[EXERCISE DIRECTIONS]
If a line in the entries contains the word "نیاز", list it.

[PROVIDED RECORDS]
══════
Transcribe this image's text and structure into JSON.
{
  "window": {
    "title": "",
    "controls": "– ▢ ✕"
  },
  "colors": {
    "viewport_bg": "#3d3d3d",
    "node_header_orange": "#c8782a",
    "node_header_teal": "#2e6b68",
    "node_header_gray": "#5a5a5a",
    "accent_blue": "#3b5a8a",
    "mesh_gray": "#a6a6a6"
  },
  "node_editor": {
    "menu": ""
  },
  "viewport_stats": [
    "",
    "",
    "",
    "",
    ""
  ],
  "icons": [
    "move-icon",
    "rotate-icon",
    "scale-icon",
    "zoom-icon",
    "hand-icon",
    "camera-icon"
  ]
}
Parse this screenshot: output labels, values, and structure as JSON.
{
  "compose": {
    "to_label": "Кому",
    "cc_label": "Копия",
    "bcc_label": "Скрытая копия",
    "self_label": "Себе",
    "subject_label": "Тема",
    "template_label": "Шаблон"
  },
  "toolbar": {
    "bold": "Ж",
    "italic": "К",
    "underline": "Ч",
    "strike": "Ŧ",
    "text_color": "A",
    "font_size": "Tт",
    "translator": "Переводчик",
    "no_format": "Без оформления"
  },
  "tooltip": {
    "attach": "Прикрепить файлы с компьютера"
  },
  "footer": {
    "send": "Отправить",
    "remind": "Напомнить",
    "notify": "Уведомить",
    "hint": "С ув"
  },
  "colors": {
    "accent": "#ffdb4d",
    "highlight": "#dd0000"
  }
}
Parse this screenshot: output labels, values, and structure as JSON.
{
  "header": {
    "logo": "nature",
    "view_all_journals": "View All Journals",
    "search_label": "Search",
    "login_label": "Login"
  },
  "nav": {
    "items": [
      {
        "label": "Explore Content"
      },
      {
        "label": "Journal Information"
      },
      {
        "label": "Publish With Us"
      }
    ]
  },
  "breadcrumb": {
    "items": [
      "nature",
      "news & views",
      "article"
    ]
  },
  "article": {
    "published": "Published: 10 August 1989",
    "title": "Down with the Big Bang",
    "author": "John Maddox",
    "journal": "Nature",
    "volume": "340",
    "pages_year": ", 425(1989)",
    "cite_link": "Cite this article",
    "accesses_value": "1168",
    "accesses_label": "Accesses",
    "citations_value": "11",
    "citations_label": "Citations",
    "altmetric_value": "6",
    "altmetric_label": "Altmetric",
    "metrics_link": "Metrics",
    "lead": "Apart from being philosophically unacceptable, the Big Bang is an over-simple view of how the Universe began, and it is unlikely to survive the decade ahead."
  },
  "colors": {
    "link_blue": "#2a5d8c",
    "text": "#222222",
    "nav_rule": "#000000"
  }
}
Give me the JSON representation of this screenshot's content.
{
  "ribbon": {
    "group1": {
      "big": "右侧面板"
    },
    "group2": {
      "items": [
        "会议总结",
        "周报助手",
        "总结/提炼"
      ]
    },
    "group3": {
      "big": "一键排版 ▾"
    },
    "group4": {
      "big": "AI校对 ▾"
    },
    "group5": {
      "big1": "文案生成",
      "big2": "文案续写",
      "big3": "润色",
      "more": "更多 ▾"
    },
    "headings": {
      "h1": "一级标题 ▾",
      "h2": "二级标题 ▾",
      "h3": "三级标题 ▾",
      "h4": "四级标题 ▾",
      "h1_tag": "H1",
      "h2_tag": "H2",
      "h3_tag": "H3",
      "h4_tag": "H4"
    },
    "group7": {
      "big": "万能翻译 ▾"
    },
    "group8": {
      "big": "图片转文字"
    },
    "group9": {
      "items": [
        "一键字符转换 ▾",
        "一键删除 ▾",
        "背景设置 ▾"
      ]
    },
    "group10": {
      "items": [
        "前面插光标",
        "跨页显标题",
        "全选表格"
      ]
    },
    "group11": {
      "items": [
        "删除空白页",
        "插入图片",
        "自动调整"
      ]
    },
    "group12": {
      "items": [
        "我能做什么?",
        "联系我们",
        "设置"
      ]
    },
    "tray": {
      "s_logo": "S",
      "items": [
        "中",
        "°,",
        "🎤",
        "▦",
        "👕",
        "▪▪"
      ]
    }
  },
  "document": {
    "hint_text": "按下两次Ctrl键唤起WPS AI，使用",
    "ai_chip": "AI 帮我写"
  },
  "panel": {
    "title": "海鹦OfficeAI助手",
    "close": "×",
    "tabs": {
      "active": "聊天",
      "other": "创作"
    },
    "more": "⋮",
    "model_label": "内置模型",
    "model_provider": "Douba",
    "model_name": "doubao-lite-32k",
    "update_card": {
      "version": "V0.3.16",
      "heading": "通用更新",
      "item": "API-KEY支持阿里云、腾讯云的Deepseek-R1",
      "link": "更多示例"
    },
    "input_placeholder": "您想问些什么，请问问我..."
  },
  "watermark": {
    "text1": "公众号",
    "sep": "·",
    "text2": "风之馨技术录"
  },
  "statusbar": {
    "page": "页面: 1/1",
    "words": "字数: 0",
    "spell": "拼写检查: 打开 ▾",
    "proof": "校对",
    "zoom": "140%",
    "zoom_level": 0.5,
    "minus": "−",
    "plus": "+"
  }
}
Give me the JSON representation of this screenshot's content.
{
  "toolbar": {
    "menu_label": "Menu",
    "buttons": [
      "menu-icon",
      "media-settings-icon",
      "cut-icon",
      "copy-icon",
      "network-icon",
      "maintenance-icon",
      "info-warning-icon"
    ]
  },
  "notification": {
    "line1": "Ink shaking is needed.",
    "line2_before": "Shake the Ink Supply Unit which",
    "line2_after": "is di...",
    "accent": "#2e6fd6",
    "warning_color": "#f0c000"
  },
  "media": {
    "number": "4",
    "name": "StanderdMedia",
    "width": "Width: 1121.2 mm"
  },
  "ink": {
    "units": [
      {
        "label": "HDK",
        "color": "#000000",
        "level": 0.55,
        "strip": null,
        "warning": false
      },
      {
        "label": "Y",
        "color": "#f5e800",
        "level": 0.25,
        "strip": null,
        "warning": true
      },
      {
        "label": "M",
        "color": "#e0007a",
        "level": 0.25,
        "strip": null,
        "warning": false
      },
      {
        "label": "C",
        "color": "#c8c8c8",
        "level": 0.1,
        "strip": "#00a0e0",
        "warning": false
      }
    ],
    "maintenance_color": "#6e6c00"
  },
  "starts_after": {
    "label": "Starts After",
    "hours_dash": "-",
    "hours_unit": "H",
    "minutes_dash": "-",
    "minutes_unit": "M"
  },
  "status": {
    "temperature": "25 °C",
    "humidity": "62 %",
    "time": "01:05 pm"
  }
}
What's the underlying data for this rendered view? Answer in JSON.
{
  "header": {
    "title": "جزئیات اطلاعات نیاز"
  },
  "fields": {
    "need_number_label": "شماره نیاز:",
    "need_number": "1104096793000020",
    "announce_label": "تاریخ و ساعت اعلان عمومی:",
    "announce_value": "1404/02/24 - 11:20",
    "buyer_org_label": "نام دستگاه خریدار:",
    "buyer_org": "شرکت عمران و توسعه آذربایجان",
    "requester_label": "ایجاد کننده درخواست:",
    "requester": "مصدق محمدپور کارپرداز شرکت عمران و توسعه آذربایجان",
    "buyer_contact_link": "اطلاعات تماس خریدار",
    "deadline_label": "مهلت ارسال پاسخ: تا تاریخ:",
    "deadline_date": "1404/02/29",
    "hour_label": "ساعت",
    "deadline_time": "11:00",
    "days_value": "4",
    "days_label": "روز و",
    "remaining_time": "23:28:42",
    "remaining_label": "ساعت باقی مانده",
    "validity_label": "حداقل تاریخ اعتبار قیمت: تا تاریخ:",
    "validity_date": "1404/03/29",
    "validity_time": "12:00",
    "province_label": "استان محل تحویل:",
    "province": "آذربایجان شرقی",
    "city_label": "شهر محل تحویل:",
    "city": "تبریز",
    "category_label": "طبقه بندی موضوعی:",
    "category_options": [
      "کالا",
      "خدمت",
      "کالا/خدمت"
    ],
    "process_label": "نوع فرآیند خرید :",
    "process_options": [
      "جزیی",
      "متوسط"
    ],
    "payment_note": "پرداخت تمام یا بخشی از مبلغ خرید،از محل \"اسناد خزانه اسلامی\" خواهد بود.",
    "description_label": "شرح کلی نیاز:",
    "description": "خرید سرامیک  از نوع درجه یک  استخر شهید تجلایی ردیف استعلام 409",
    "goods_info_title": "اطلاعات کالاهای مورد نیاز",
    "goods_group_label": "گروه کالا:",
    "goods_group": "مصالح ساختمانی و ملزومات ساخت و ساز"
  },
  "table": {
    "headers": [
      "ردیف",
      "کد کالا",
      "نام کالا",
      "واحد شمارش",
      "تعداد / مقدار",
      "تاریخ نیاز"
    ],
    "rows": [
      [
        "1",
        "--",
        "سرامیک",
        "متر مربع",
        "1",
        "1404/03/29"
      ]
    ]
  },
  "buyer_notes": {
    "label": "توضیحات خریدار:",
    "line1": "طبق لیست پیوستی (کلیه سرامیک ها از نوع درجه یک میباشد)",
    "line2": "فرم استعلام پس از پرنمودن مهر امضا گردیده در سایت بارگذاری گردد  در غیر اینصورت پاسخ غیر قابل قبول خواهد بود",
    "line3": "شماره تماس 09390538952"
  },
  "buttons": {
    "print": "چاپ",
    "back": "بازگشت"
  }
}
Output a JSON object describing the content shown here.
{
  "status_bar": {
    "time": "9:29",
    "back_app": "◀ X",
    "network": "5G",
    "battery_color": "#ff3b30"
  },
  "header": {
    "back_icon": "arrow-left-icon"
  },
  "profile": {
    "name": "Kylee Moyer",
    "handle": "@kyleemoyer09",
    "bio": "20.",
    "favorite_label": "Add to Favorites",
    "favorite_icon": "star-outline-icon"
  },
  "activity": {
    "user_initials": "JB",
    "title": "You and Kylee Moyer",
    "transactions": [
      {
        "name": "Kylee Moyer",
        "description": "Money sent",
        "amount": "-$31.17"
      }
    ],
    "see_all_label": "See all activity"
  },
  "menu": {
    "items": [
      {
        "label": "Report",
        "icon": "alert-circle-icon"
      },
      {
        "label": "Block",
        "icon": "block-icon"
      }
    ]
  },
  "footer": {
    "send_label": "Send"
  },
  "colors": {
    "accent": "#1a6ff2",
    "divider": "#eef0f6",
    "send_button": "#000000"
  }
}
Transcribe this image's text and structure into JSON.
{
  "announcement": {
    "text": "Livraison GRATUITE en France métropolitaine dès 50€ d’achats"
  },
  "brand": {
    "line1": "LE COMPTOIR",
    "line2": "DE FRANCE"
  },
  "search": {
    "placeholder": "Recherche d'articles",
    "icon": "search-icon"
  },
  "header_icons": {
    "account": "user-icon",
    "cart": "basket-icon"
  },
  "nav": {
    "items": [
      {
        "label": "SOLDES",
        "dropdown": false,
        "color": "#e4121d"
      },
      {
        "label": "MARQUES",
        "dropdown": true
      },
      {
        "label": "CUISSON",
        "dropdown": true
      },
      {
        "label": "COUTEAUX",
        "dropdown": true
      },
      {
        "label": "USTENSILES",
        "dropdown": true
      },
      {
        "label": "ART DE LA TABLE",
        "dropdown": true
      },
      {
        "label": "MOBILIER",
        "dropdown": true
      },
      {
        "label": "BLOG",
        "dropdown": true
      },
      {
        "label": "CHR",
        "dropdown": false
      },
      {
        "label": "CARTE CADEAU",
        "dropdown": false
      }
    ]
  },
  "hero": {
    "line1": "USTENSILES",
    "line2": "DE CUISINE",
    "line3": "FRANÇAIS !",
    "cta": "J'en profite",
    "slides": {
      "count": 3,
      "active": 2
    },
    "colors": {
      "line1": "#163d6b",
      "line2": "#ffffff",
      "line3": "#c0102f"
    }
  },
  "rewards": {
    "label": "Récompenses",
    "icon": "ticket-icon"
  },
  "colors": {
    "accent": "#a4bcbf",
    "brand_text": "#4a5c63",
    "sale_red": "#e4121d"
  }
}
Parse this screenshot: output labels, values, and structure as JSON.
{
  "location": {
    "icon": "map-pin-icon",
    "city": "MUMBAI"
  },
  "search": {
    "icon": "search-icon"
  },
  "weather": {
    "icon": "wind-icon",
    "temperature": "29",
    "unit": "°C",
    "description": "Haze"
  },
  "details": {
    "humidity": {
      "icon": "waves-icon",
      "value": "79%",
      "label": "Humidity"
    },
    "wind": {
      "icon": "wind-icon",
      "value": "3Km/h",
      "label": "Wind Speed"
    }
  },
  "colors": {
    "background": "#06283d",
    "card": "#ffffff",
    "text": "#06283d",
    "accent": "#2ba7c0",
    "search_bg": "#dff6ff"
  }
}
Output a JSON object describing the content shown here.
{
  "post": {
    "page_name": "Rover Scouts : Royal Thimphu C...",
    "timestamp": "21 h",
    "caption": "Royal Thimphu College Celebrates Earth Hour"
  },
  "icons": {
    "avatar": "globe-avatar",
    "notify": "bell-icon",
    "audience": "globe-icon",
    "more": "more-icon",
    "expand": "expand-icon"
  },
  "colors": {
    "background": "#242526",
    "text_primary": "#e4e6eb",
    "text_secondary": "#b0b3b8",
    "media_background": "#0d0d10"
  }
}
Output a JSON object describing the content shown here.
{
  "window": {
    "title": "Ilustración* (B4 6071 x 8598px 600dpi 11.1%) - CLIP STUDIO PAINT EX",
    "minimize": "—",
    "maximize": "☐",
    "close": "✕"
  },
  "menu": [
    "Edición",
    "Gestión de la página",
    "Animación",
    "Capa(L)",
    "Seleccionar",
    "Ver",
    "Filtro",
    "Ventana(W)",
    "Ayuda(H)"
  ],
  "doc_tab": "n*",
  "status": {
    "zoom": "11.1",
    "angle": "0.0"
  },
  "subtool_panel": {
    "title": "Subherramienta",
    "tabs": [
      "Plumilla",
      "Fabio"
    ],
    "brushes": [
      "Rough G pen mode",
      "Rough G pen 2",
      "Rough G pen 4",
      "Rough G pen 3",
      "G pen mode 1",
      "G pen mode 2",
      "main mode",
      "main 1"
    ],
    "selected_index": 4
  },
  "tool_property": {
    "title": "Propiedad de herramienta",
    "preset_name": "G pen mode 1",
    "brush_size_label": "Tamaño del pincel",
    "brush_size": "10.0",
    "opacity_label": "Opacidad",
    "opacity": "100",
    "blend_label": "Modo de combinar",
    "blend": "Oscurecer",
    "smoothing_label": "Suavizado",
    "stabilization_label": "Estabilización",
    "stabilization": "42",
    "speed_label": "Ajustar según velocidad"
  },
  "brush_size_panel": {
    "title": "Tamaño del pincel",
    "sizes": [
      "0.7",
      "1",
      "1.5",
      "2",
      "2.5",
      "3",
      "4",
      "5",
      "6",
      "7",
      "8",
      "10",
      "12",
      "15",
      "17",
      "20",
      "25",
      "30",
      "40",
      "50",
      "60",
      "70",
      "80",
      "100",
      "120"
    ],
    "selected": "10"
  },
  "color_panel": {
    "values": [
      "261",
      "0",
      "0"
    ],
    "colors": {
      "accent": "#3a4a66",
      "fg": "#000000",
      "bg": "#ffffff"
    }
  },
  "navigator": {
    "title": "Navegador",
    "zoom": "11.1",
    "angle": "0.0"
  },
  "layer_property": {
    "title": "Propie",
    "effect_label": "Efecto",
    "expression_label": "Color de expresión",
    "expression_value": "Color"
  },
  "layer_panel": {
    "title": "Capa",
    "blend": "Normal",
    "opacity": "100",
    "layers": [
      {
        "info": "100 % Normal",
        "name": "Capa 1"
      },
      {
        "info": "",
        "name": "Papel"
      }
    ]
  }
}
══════
[YOUR RESPONSE]
    "title": "جزئیات اطلاعات نیاز"
    "need_number_label": "شماره نیاز:",
    "description_label": "شرح کلی نیاز:",
    "goods_info_title": "اطلاعات کالاهای مورد نیاز",
      "تاریخ نیاز"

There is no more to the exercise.